Different people have different ideas about what constitutes “personal space.” For example, in some cultures, it may be the norm to stand three feet away from a person one is talking to, whereas elsewhere, the standard might be four feet. Or two feet!
Unfortunately, this is a subtle feature of interaction that people are often not aware of, yet it is easy to annoy someone by being too close to them.
It would be easy for a person to indicate their personal space preference by wearing an incredibly bulky suit that would occupy the entire area of expected personal space. However, this would be cumbersome and impractical.
In order to allow people to easily indicate their personal space preferences in an unobtrusive manner, we propose the following:

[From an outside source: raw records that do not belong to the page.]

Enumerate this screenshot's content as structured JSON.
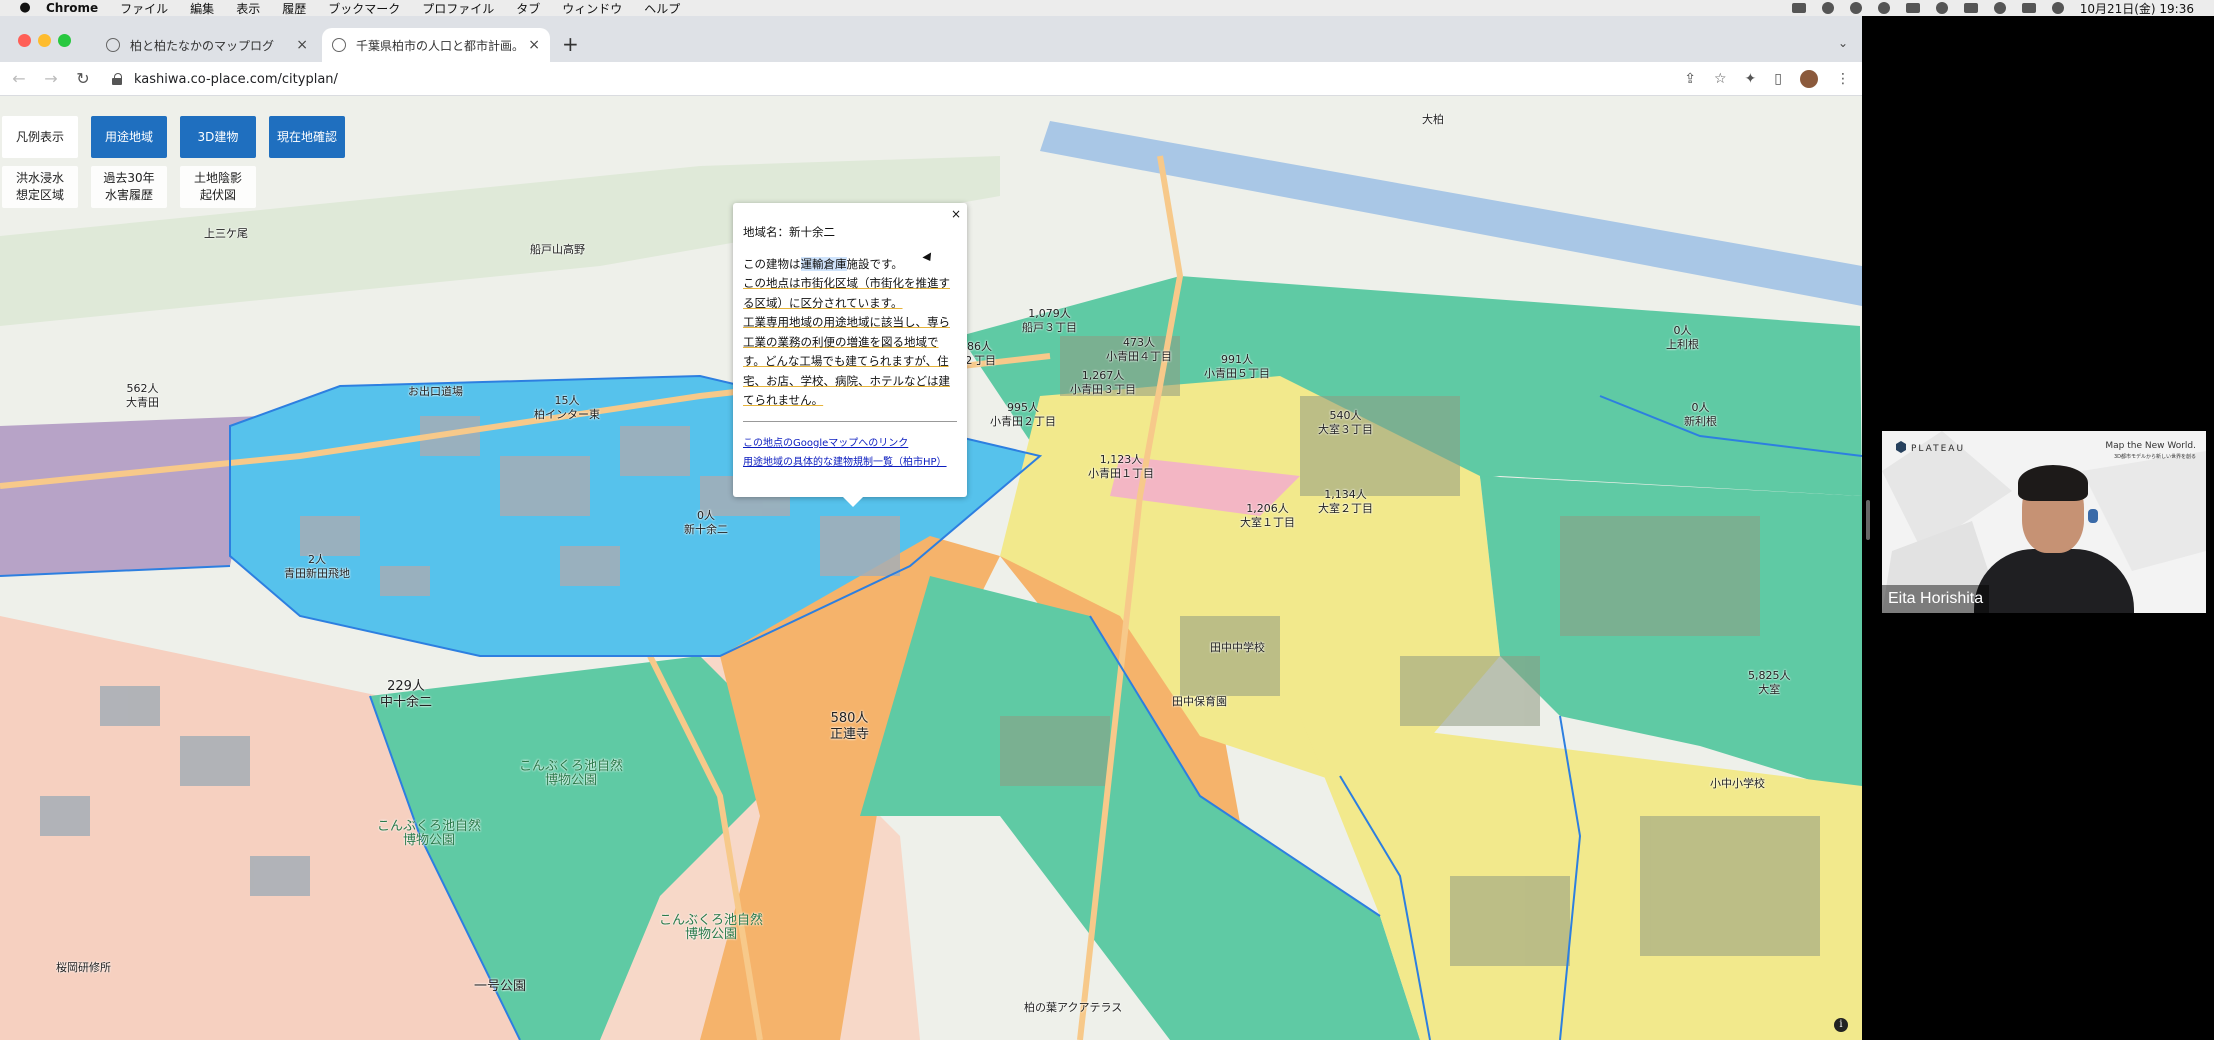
{
  "menubar": {
    "app": "Chrome",
    "items": [
      "ファイル",
      "編集",
      "表示",
      "履歴",
      "ブックマーク",
      "プロファイル",
      "タブ",
      "ウィンドウ",
      "ヘルプ"
    ],
    "clock": "10月21日(金) 19:36"
  },
  "tabs": [
    {
      "title": "柏と柏たなかのマップログ",
      "active": false
    },
    {
      "title": "千葉県柏市の人口と都市計画。安",
      "active": true
    }
  ],
  "address": {
    "url": "kashiwa.co-place.com/cityplan/"
  },
  "map_buttons": {
    "legend": "凡例表示",
    "zoning": "用途地域",
    "buildings3d": "3D建物",
    "location": "現在地確認",
    "flood_line1": "洪水浸水",
    "flood_line2": "想定区域",
    "past30_line1": "過去30年",
    "past30_line2": "水害履歴",
    "relief_line1": "土地陰影",
    "relief_line2": "起伏図"
  },
  "popup": {
    "close": "×",
    "area_name": "地域名：新十余二",
    "line1_pre": "この建物は",
    "line1_hl": "運輸倉庫",
    "line1_post": "施設です。",
    "line2": "この地点は市街化区域（市街化を推進する区域）に区分されています。",
    "line3": "工業専用地域の用途地域に該当し、専ら工業の業務の利便の増進を図る地域です。どんな工場でも建てられますが、住宅、お店、学校、病院、ホテルなどは建てられません。",
    "link1": "この地点のGoogleマップへのリンク",
    "link2": "用途地域の具体的な建物規制一覧（柏市HP）"
  },
  "map_labels": [
    {
      "pop": "0人",
      "name": "新十余二"
    },
    {
      "pop": "2人",
      "name": "青田新田飛地"
    },
    {
      "pop": "229人",
      "name": "中十余二"
    },
    {
      "pop": "580人",
      "name": "正連寺"
    },
    {
      "pop": "15人",
      "name": "柏インター東"
    },
    {
      "pop": "562人",
      "name": "大青田"
    },
    {
      "pop": "1,079人",
      "name": "船戸３丁目"
    },
    {
      "pop": "473人",
      "name": "小青田４丁目"
    },
    {
      "pop": "991人",
      "name": "小青田５丁目"
    },
    {
      "pop": "1,267人",
      "name": "小青田３丁目"
    },
    {
      "pop": "995人",
      "name": "小青田２丁目"
    },
    {
      "pop": "1,123人",
      "name": "小青田１丁目"
    },
    {
      "pop": "540人",
      "name": "大室３丁目"
    },
    {
      "pop": "1,134人",
      "name": "大室２丁目"
    },
    {
      "pop": "1,206人",
      "name": "大室１丁目"
    },
    {
      "pop": "0人",
      "name": "上利根"
    },
    {
      "pop": "0人",
      "name": "新利根"
    },
    {
      "pop": "5,825人",
      "name": "大室"
    },
    {
      "pop": "86人",
      "name": "２丁目"
    }
  ],
  "place_names": {
    "kamisangaoka": "上三ケ尾",
    "funado": "船戸山高野",
    "oojin": "お出口道場",
    "konbukuro1": "こんぶくろ池自然博物公園",
    "konbukuro2": "こんぶくろ池自然博物公園",
    "konbukuro3": "こんぶくろ池自然博物公園",
    "tanakajh": "田中中学校",
    "tanaka_park": "田中保育園",
    "chuo_school": "小中小学校",
    "oomuro_label": "大柏",
    "kashiwa_aqua": "柏の葉アクアテラス",
    "ichiba": "一号公園",
    "sakado": "桜岡研修所"
  },
  "video": {
    "brand": "PLATEAU",
    "tagline": "Map the New World.",
    "tagline_sub": "3D都市モデルから新しい世界を創る",
    "speaker": "Eita Horishita"
  },
  "colors": {
    "industrial_blue": "#56c2ec",
    "residential_green": "#5fcaa4",
    "commercial_orange": "#f5b36b",
    "residential_yellow": "#f2e98c",
    "lowrise_pink": "#f6d0c0",
    "purple": "#b7a3c7",
    "accent_blue": "#1f6fbf"
  }
}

- A modification of a standard hat (Figure 1)…
- … but with an array of laser pointers / emitters along the bottom of the brim (Figure 2).
- These lasers indicate a circle of desired personal space around the wearer. Now, if an intruder encroaches on the wearer’s personal space, this intruding individual will immediately be made aware of their misdeed by the laser pointer dots.

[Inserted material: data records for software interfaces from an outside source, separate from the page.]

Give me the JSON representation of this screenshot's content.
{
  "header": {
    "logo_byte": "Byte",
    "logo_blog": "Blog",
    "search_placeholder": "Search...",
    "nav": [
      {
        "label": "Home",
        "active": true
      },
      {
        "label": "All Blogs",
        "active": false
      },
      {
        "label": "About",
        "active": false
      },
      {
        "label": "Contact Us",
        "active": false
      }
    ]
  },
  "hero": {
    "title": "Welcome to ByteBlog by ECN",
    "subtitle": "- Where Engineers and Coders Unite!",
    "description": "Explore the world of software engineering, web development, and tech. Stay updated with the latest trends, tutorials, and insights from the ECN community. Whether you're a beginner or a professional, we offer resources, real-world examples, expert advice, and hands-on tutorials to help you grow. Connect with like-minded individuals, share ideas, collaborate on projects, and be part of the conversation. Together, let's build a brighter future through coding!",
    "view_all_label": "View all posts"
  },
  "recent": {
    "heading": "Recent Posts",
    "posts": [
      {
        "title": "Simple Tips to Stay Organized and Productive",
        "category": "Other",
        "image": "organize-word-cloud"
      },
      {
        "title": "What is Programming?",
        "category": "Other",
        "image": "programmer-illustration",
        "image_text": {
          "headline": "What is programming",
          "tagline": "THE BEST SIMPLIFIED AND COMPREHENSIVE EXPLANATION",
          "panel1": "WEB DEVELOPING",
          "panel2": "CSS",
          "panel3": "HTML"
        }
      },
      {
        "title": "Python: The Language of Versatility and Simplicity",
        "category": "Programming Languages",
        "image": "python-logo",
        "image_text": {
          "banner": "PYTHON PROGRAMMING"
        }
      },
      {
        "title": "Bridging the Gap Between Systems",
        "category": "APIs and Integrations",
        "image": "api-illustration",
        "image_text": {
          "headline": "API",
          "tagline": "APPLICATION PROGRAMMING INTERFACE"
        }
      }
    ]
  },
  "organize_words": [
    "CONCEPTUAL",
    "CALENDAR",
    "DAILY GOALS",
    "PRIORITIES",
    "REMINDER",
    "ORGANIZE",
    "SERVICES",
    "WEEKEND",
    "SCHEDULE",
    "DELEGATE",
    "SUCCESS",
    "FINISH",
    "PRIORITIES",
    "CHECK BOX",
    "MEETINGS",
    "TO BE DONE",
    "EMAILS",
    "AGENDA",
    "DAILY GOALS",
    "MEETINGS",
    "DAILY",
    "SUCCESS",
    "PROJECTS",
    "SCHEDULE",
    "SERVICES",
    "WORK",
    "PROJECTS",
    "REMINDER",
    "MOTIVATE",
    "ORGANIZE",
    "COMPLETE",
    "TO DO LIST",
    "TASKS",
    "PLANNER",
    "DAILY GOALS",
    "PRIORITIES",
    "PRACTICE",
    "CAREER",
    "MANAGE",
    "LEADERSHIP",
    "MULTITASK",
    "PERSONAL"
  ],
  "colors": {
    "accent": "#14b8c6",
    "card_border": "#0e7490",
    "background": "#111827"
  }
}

Fig 1: This standard hat is actually a high-tech apparatus, as shown in figure 2.
Fig 2: The brim of the hat has an array of laser pointers that project a “personal space” region around the wearer.
There is no reason for the personal space region to be a fixed distance from the wearer. It would be easy to allow the laser pointers to be angled away from the wearer to achieve the desired amount of personal space.

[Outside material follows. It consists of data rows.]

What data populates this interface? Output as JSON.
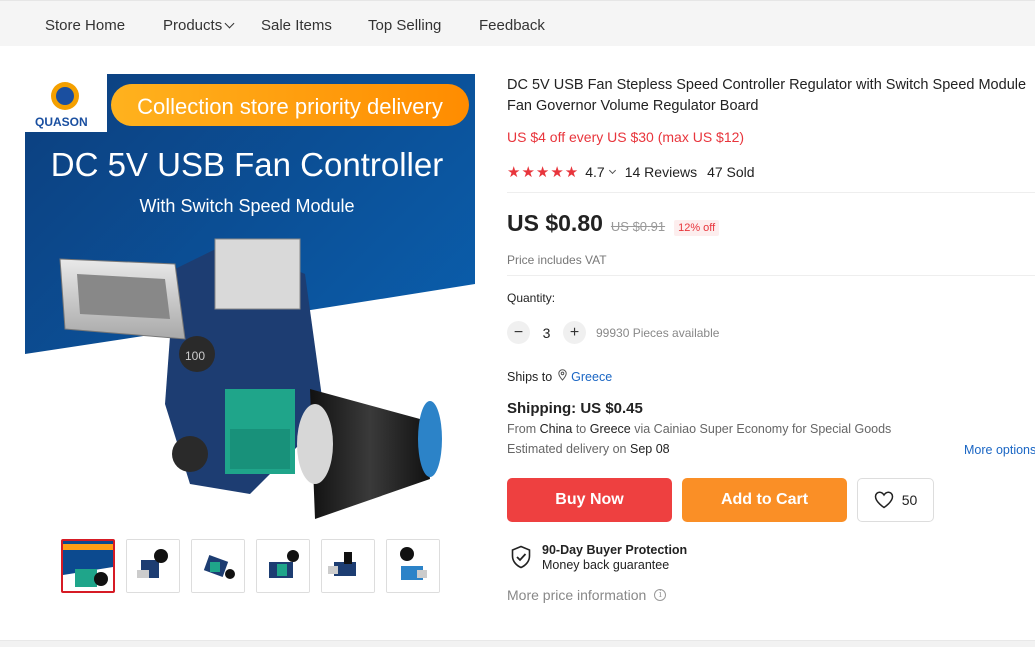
{
  "nav": {
    "items": [
      "Store Home",
      "Products",
      "Sale Items",
      "Top Selling",
      "Feedback"
    ]
  },
  "banner": {
    "brand": "QUASON",
    "ribbon": "Collection store priority delivery",
    "headline": "DC 5V USB Fan Controller",
    "subhead": "With Switch Speed Module",
    "chip_label": "100"
  },
  "product": {
    "title": "DC 5V USB Fan Stepless Speed Controller Regulator with Switch Speed Module Fan Governor Volume Regulator Board",
    "promo": "US $4 off every US $30 (max US $12)",
    "rating": "4.7",
    "reviews": "14 Reviews",
    "sold": "47 Sold",
    "price": "US $0.80",
    "old_price": "US $0.91",
    "discount": "12% off",
    "vat": "Price includes VAT"
  },
  "quantity": {
    "label": "Quantity:",
    "value": "3",
    "minus": "−",
    "plus": "+",
    "available": "99930 Pieces available"
  },
  "shipping": {
    "ships_to_label": "Ships to",
    "country": "Greece",
    "cost": "Shipping: US $0.45",
    "from_prefix": "From",
    "from": "China",
    "to_prefix": "to",
    "to": "Greece",
    "via": "via Cainiao Super Economy for Special Goods",
    "delivery_prefix": "Estimated delivery on",
    "delivery_date": "Sep 08",
    "more_options": "More options"
  },
  "actions": {
    "buy_now": "Buy Now",
    "add_to_cart": "Add to Cart",
    "wish_count": "50"
  },
  "protection": {
    "title": "90-Day Buyer Protection",
    "subtitle": "Money back guarantee"
  },
  "more_info": "More price information",
  "colors": {
    "accent_red": "#ee4040",
    "accent_orange": "#fa8f26",
    "link_blue": "#1a66c4"
  }
}
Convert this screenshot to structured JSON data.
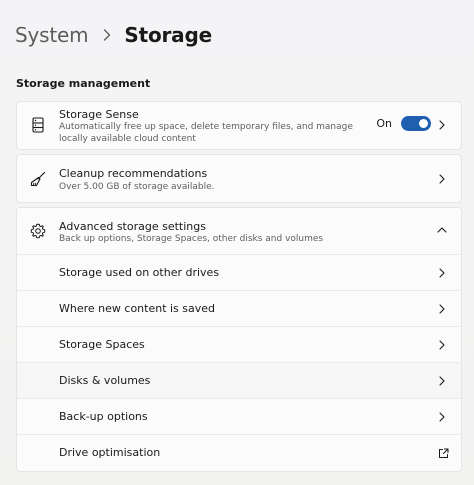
{
  "breadcrumb": {
    "parent": "System",
    "current": "Storage"
  },
  "section": {
    "title": "Storage management"
  },
  "storage_sense": {
    "title": "Storage Sense",
    "description": "Automatically free up space, delete temporary files, and manage locally available cloud content",
    "toggle_label": "On",
    "toggle_on": true,
    "icon": "storage-drive-icon"
  },
  "cleanup": {
    "title": "Cleanup recommendations",
    "description": "Over 5.00 GB of storage available.",
    "icon": "broom-icon"
  },
  "advanced": {
    "title": "Advanced storage settings",
    "description": "Back up options, Storage Spaces, other disks and volumes",
    "icon": "gear-icon",
    "expanded": true,
    "items": [
      {
        "label": "Storage used on other drives",
        "icon": "chevron-right-icon"
      },
      {
        "label": "Where new content is saved",
        "icon": "chevron-right-icon"
      },
      {
        "label": "Storage Spaces",
        "icon": "chevron-right-icon"
      },
      {
        "label": "Disks & volumes",
        "icon": "chevron-right-icon"
      },
      {
        "label": "Back-up options",
        "icon": "chevron-right-icon"
      },
      {
        "label": "Drive optimisation",
        "icon": "external-link-icon"
      }
    ]
  },
  "colors": {
    "accent": "#1f5fb0",
    "background": "#f3f3f3",
    "card": "#fbfbfb"
  }
}
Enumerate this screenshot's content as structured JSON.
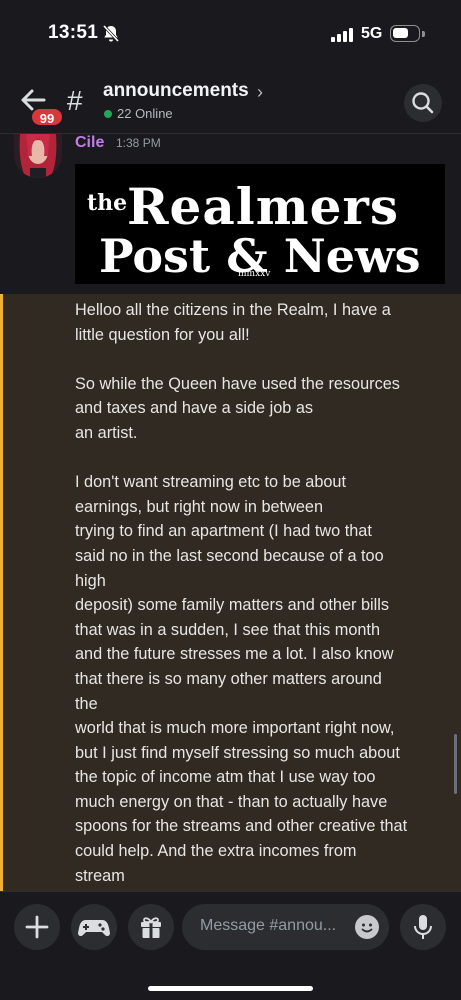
{
  "status": {
    "time": "13:51",
    "network": "5G"
  },
  "header": {
    "badge": "99",
    "hash": "#",
    "channel": "announcements",
    "online": "22 Online"
  },
  "message": {
    "author": "Cile",
    "time": "1:38 PM",
    "banner": {
      "prefix": "the",
      "line1": "Realmers",
      "line2": "Post & News",
      "year": "mmxxv"
    },
    "body": "Helloo all the citizens in the Realm, I have a\nlittle question for you all!\n\nSo while the Queen have used the resources\nand taxes and have a side job as\nan artist.\n\nI don't want streaming etc to be about\nearnings, but right now in between\ntrying to find an apartment (I had two that\nsaid no in the last second because of a too\nhigh\ndeposit) some family matters and other bills\nthat was in a sudden, I see that this month\nand the future stresses me a lot. I also know\nthat there is so many other matters around\nthe\nworld that is much more important right now,\nbut I just find myself stressing so much about\nthe topic of income atm that I use way too\nmuch energy on that - than to actually have\nspoons for the streams and other creative that\ncould help. And the extra incomes from\nstream"
  },
  "composer": {
    "placeholder": "Message #annou..."
  },
  "colors": {
    "author": "#c27ce8",
    "highlight_bar": "#f0b232",
    "badge": "#da373c",
    "online": "#23a55a"
  },
  "icons": [
    "bell-slash-icon",
    "signal-icon",
    "battery-icon",
    "back-arrow-icon",
    "hash-icon",
    "chevron-right-icon",
    "search-icon",
    "plus-icon",
    "gamepad-icon",
    "gift-icon",
    "emoji-icon",
    "microphone-icon"
  ]
}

Fig 3: The hat will project an approximately-circular “personal space zone” around the wearer. Left: a “close talker” who doesn’t have a desire for a great amount of personal space. Right: this individual desires a slightly larger amount of personal space.
Fig 4: Finally, the reason why this example shows a top hat: if an object intrudes on the user’s personal space, a mechanical hand could emerge from the top of the hat (Inspector Gadget-style) to warn away the intruder.
This new fashion will no doubt be seen at haberdashers throughout the nation very soon!
PROS: Makes in-person communication even easier than before. Supports the declining hat industry.
CONS: May require a switch to turn it off when the wearer is on public transit, lest the automatic warning-hand cause a commotion.